- Blends and digraphs “matching or memory game.” ~ I used a small blends and digraphs chart that someone gave to me, but there are many to be found on the Internet, such as this one. Simply make two copies, cut out the squares, and paste them to heavier paper, if needed. Mix them up, and spread them out on a table. Each player takes a turn turning over two cards, trying to make a match. If they find a match, they put it aside in a pile. Keep taking turns in this manner until all the cards are matched up. The player with the most matches wins.
- My sight word game (sometimes the three-year-old plays this using letters.)
- Sight word bingo
**Note that you can adapt these games to teach a variety of skills.
Our favorite videos
Most importantly, however, I have started a reading practice with my son. I try to get him reading even if it’s 2~3 pages in an early reader. This is where I know we’ve progressed because last year this was almost impossible for him. Now it’s challenging, but he can read!
As we’re reading I remind him of all the phonics rules we’ve learned and the various blends. I don’t make him suffer through words if he doesn’t know them, but I do try to get him to sound the words out.
Our favorite early readers are the We Both Read Books, and my son’s favorite titles are Just Five More Minutes, Animals Under Our Feet, and Fox’s Best Trick Ever.
Last but not least, we make language arts part of our daily routine. I don’t have to worry about ‘teaching it’ because it’s going to happen no matter what. Please see:
Since my son and I love stories so much, I have used this opportunity to teach him the elements of a story using a few worksheets in Story Elements by McGraw-Hill Children’s Publishing. I’ll write more about this in an upcoming post.

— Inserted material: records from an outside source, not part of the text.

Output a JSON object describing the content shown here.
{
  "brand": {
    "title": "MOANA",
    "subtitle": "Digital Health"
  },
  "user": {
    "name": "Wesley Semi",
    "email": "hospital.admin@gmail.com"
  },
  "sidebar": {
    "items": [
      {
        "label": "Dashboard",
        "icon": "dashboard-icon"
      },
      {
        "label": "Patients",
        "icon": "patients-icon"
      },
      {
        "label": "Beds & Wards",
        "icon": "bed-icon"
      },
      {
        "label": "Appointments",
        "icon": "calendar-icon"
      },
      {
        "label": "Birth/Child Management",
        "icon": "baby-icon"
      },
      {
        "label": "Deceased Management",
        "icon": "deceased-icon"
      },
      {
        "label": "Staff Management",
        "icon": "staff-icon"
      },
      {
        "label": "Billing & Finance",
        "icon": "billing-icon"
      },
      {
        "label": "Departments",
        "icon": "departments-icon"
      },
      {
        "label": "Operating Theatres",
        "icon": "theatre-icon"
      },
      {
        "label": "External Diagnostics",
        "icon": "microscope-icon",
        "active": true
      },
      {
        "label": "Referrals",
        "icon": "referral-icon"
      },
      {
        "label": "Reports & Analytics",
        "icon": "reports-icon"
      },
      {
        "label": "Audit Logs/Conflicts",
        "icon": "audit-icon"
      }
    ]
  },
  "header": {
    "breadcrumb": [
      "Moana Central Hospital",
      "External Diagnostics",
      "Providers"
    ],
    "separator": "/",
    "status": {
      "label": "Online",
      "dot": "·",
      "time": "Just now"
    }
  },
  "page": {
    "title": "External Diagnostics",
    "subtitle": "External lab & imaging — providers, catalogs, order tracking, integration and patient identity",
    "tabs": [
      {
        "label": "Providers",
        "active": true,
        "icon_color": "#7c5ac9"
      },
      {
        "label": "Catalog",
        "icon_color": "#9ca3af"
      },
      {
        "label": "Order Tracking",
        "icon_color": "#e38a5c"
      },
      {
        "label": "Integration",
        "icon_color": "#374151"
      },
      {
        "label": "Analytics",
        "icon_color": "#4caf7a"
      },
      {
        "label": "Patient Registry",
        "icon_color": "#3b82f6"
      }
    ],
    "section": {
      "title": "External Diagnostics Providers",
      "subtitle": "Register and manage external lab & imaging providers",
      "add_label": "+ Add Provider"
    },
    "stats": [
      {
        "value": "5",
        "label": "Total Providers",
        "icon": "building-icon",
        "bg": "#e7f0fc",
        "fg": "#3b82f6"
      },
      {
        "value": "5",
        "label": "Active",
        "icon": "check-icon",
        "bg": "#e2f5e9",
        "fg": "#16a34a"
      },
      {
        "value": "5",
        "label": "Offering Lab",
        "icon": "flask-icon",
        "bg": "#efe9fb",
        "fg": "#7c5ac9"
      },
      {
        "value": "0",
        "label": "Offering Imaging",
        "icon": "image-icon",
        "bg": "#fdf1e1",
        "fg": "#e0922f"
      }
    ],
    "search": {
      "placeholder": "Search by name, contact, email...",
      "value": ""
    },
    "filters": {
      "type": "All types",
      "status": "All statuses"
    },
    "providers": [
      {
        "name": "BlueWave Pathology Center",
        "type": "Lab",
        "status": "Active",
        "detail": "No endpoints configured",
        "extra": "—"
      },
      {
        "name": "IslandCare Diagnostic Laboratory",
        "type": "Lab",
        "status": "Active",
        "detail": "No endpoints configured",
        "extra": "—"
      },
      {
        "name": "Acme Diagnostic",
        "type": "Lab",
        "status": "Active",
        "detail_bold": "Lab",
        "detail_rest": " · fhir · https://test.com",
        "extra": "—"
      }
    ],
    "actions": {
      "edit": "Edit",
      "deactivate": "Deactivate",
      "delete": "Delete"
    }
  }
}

We don’t have a regular writing practice yet. My son isn’t particularly interested in writing at this time, but he has good handwriting skills, which luckily came easy to him. I have him write periodically for special purposes such as:
- The phonics workbook (see above)
- Our snake book project
- Whenever an occasion comes up (and we take advantage of every holiday) to make someone a card or write a thank you note, I have my son make a card and copy a note in it.
- My son also knows I’m available if he wants to dictate a story or letter for me to write for him, but so far, we’ve only done this once.
I hope this helps you think about how you can teach reading in a relaxed and eclectic manner!